[Data about app and page elements]

━━━━━━━━━━

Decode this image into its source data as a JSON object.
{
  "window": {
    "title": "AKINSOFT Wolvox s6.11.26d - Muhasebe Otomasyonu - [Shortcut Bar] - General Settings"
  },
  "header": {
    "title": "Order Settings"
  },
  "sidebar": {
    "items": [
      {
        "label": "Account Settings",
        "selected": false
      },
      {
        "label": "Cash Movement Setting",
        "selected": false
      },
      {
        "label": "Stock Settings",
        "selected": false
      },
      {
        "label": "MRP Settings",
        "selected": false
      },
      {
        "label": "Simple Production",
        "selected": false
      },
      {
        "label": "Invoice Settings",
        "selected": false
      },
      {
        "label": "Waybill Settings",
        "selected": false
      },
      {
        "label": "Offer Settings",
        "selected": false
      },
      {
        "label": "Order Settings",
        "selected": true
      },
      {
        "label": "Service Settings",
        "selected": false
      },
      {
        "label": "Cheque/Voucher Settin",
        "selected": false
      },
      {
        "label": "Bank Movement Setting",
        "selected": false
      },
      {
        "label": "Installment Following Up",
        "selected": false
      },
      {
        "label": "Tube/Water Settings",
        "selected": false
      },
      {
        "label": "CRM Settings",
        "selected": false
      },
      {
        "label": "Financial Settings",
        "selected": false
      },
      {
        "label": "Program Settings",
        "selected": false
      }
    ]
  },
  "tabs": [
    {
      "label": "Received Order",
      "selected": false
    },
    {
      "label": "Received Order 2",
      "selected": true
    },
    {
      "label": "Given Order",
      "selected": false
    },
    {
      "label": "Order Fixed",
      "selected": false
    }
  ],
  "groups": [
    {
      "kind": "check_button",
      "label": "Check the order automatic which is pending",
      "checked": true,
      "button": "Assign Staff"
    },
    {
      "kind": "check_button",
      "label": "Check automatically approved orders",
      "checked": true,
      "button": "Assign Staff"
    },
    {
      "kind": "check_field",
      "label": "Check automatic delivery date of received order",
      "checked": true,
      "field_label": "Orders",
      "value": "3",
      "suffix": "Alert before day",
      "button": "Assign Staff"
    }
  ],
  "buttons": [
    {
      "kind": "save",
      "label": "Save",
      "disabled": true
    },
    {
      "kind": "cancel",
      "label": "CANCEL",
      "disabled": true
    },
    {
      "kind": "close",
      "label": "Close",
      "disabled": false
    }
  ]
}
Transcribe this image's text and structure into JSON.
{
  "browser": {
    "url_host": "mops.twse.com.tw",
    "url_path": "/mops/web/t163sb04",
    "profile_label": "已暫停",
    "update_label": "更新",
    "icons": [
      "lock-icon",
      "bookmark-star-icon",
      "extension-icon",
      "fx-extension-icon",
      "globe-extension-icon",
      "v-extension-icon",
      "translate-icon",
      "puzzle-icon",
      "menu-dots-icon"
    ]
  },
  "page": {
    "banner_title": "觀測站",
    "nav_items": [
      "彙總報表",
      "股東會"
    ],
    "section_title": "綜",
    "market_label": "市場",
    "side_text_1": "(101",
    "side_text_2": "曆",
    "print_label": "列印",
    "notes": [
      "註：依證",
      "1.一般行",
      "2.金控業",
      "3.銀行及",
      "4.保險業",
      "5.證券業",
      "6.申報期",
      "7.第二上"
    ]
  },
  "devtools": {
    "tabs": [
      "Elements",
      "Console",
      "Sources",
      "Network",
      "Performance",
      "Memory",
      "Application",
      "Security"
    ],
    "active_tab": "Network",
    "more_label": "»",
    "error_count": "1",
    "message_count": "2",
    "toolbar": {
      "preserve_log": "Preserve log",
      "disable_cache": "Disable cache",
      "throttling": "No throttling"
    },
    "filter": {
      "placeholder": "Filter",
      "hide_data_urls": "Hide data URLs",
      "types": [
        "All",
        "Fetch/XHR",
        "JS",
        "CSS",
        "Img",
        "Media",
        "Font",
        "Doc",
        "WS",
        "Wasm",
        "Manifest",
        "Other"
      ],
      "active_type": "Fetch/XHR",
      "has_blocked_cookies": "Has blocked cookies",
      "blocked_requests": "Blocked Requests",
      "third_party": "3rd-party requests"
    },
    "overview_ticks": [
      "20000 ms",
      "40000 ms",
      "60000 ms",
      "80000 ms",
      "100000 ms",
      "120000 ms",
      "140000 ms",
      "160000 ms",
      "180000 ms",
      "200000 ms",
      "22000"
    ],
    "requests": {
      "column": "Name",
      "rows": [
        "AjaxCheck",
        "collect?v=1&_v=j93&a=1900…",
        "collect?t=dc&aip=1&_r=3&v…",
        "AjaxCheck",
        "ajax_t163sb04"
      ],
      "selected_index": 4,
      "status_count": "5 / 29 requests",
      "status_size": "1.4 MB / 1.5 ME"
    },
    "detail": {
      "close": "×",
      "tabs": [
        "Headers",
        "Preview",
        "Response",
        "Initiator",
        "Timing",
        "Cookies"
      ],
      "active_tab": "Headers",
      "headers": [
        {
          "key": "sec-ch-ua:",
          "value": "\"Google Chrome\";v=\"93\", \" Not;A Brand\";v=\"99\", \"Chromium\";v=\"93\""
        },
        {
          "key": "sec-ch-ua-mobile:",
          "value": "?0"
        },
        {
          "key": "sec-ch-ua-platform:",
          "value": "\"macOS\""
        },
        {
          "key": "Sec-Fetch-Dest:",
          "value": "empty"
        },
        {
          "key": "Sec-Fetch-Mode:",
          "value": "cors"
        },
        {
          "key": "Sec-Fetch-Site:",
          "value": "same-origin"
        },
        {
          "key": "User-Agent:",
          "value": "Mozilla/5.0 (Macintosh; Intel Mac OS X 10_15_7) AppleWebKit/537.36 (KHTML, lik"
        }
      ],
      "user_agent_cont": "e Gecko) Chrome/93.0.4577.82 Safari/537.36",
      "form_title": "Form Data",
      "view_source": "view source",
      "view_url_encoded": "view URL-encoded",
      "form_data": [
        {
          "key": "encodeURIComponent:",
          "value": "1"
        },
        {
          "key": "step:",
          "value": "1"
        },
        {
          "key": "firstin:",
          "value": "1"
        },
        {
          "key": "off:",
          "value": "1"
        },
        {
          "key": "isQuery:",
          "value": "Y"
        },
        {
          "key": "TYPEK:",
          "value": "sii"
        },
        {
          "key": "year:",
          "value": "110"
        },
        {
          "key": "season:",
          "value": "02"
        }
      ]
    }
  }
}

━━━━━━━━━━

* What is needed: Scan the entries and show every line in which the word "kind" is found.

* Response to the exercise:
      "kind": "check_button",
      "kind": "check_button",
      "kind": "check_field",
      "kind": "save",
      "kind": "cancel",
      "kind": "close",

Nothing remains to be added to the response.